1. ## Surface Area Question

Find the surface area of the cone z=2sqrt(x^2+y^2) and above a region in the xy-plane with area 5.

If anyone could help me with this problem, I would really appreciate it.
Thanks.
John Marcum

2. Originally Posted by OntarioStud
Find the surface area of the cone z=2sqrt(x^2+y^2) and above a region in the xy-plane with area 5.
If anyone could help me with this problem, I would really appreciate it.
Thanks.
John Marcum
Hello, John,

as you may know the term $\sqrt{x^2+y^2}$ describes the distance between the origin and a point in the xy-plane.

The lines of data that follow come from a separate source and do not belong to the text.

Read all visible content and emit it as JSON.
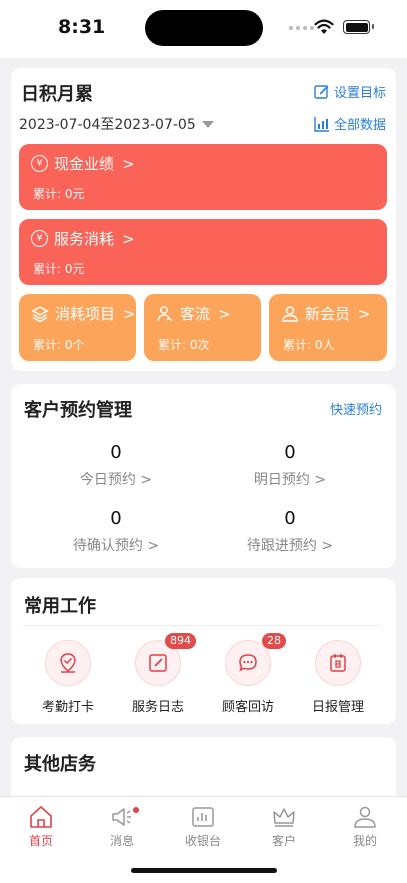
{
  "status": {
    "time": "8:31"
  },
  "summary": {
    "title": "日积月累",
    "set_goal": "设置目标",
    "all_data": "全部数据",
    "date_range": "2023-07-04至2023-07-05",
    "cash": {
      "label": "现金业绩",
      "total": "累计: 0元"
    },
    "service": {
      "label": "服务消耗",
      "total": "累计: 0元"
    },
    "items": {
      "label": "消耗项目",
      "total": "累计: 0个"
    },
    "traffic": {
      "label": "客流",
      "total": "累计: 0次"
    },
    "members": {
      "label": "新会员",
      "total": "累计: 0人"
    }
  },
  "appointments": {
    "title": "客户预约管理",
    "quick": "快速预约",
    "today": {
      "value": "0",
      "label": "今日预约 >"
    },
    "tomorrow": {
      "value": "0",
      "label": "明日预约 >"
    },
    "pending_confirm": {
      "value": "0",
      "label": "待确认预约 >"
    },
    "pending_follow": {
      "value": "0",
      "label": "待跟进预约 >"
    }
  },
  "work": {
    "title": "常用工作",
    "items": [
      {
        "label": "考勤打卡",
        "badge": ""
      },
      {
        "label": "服务日志",
        "badge": "894"
      },
      {
        "label": "顾客回访",
        "badge": "28"
      },
      {
        "label": "日报管理",
        "badge": ""
      }
    ]
  },
  "other": {
    "title": "其他店务"
  },
  "tabs": [
    {
      "label": "首页"
    },
    {
      "label": "消息"
    },
    {
      "label": "收银台"
    },
    {
      "label": "客户"
    },
    {
      "label": "我的"
    }
  ],
  "colors": {
    "red_tile": "#fa6358",
    "orange_tile": "#fca55a",
    "accent": "#e0414a",
    "link": "#2a7fd4"
  }
}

If you draw a plane cut through the cone along the z-axis it'll look like the diagram which I attached.

With your cone you get: $r = \sqrt{x^2+y^2}$.
The slope s is $s=\sqrt{r^2+4r^2}=r\cdot \sqrt{5}$.

The surface area of a cone contains the base circle and the area, which is produced by the sloping line:

$A_S=\pi r^2+\pi r s$

$A_{surface}=\pi r^2+ \pi \cdot r \cdot s =$ $\pi(x^2+y^2)+\pi\sqrt{x^2+y^2}\cdot \sqrt{5(x^2+y^2}$
Notice: I've corrected my mistake. I'm sorry if the previous result caused any irritation.
Simplify to: $(1+\sqrt{5}) \cdot \pi \cdot (x^2+y^2)=(1+\sqrt{5}) \cdot \pi \cdot r^2$

This surface has the value 5. So you get: $5=(1+\sqrt{5}) \cdot \pi \cdot r^2$. Solve for r and re-substitute. You'll get the equation:
$\sqrt{x^2+y^2}=\sqrt{\frac{5(\sqrt{5}-1)}{4\cdot \pi}$

Greetings

EB

3. earboth which software you use for functions of two variables?

4. Originally Posted by ThePerfectHacker
earboth which software you use for functions of two variables?
Hello, TPH,

Derive 6

Greetings

EB